It’s quite interesting; I’ve never been much into sports for most of my life. I only started running when I turned 40 two years ago and somehow “hit the wall”, whether you want to call it mid-life crisis or entering the next life stage or something else, I don’t know. Several months prior to that I had my annual medical and was made aware by my doctor in no uncertain terms that I was grossly obese, suffering from sky-high cholesterol and blood pressure and that I needed to make some serious lifestyle changes. After some deliberations, I’ve made those changes, completely revamped my diet, went 18 months without a single drop of alcohol (I’ve since resumed with the occasional glass of red) and lost 32kgs in just six months in the process.
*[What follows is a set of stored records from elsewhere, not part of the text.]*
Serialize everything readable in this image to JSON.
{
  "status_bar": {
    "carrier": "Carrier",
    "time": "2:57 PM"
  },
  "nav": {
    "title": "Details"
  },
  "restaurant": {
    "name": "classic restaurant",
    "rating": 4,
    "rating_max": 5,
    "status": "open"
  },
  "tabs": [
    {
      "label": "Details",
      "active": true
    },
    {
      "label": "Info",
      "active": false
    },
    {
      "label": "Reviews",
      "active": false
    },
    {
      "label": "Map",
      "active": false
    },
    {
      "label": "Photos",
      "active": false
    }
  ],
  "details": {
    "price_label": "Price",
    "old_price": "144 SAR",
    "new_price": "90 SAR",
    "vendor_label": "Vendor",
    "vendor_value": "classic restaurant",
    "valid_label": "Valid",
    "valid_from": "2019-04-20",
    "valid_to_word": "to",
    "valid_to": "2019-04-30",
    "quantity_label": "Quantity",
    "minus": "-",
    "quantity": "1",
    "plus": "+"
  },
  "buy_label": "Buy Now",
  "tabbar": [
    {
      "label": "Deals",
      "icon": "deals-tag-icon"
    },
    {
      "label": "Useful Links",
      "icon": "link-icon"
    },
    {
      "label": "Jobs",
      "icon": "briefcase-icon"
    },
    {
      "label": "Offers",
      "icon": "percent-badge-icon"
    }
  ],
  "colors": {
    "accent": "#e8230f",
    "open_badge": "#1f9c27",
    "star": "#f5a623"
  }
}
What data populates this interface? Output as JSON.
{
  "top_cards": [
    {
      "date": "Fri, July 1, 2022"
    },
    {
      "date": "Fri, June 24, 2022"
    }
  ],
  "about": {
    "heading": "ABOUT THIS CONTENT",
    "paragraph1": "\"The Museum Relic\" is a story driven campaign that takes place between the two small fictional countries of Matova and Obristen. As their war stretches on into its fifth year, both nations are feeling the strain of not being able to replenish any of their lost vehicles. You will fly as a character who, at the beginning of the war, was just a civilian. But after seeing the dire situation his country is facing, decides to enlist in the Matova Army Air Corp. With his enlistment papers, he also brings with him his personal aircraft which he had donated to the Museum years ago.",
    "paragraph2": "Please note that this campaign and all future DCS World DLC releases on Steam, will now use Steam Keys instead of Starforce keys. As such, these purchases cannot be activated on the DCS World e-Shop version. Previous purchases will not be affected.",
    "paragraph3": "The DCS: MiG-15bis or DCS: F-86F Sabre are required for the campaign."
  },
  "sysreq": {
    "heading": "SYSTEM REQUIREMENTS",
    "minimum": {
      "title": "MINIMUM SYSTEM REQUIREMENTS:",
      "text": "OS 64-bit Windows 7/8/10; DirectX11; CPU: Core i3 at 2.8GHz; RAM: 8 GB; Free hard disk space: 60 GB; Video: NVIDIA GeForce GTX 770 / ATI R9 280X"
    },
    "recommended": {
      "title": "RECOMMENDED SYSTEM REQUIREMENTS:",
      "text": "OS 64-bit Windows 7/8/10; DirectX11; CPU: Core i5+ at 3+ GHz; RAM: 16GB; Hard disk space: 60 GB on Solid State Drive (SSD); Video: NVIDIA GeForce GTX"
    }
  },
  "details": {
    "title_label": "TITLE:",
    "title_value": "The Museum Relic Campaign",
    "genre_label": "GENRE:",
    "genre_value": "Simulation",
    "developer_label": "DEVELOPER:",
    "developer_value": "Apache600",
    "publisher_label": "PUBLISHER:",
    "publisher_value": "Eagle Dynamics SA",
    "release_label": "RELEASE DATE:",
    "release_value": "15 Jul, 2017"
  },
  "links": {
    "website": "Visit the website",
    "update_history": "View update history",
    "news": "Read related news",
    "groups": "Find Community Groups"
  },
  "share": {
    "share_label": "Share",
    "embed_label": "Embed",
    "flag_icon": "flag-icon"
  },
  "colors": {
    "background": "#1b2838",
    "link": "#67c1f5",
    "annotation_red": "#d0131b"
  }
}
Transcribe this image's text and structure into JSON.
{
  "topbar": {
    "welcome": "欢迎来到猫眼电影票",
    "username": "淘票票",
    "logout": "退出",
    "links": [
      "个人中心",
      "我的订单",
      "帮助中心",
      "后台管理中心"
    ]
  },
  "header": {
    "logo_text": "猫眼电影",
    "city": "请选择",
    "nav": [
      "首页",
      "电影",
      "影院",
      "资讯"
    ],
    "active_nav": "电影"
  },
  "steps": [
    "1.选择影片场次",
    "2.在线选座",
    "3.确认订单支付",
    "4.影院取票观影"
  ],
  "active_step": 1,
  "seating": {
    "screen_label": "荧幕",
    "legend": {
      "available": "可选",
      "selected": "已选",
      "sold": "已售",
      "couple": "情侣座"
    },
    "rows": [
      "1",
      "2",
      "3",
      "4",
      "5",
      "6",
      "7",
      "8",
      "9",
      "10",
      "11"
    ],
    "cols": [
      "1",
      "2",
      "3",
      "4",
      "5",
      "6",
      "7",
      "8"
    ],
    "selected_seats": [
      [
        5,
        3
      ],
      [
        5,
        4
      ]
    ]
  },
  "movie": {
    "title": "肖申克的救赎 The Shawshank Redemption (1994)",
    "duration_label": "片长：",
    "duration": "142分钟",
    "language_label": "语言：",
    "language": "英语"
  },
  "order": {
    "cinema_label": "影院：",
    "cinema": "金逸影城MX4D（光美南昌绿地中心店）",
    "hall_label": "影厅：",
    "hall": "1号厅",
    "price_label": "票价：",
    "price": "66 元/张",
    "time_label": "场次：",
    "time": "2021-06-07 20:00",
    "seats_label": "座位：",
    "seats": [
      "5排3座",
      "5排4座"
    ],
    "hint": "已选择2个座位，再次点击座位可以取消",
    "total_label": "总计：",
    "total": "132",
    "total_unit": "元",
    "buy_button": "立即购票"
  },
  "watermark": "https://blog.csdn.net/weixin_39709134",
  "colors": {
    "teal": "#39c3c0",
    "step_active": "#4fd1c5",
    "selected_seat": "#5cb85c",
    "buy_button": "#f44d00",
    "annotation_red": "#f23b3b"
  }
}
So I started running in Jan 2010, did my first 65k ultra after four months and my first 100k after nine months (the TNF100 Singapore where to my surprise I finished 3rd overall). In 2011, I was the only person to complete the entire TNF100 Asia-Pacific series across five countries, including three 100k’s in three countries (Philippines, China, Australia) on three consecutive weekends. Last year I completed over 1,300k in races alone. The ultra bug certainly has bitten.
The challenge sounded monumental to start with. Each of the four trails, especially given the elevation changes, is a fairly decent effort in their own right. My mantra is “Dare to dream – What can be imagined can be achieved.” Once I had set my mind to doing them all, I really didn’t think too much about it anymore and just approached it on a one-day-at-a-time basis.
Of course there were numerous practical learnings. I was positively surprised how quickly I was able to recover overnight for the next day’s effort. I am particularly proud that I resisted taking any pain killers during the event at all. My legs were quite painful at night and I woke up frequently. I probably managed 3 – 4hrs of sleep each night, but felt strong and motivated each morning for what was ahead on that day.
The self-support aspect also complicated things. Running with a 7kg back pack simply is a lot harder than with a much lighter version for shorter training sessions or for races that have support stations every 10 – 20k.
I was also able to test a few new things out in this event, for example I had read with interest on Ultra168 how to avoid chafing during long ultras and the related Gurney Goo review. I’m pleased to say that I had zero issues with chafing nor blisters during the event as a result.
So now that you have completed this challenge – what’s next for you?
I received a lot of positive interest during and after the HK 4in4 event, and I also had a lot of time to think while I was out there running it, so I decided to repeat the event. Of course I had to make some improvements and take things up a notch. The event will be called the 2013 Hong Kong Four Trails Ultra Challenge and will be held during the long Easter weekend next year. To keep it interesting, I’ve cut it down from four days to three days. This means on the third day participants will have to complete two trails. The event will get tougher from day to day with distances of 78k, 100k and 120k respectively. Who knows, maybe in a few years multi-stage events will be a permanent fixture on the Hong Kong ultra-trail event calendar.
There are a number of other events planned for this year. Highlights include a trip to New Zealand with both Tarawera 100k and Northburn Station 100m back-to-back in March, as well as participating both in the inaugural Ultra Trail Mount Fuji (UTMF) in Japan and the UTMB, both being 100 mile events, a distance I really want to crack in 2012.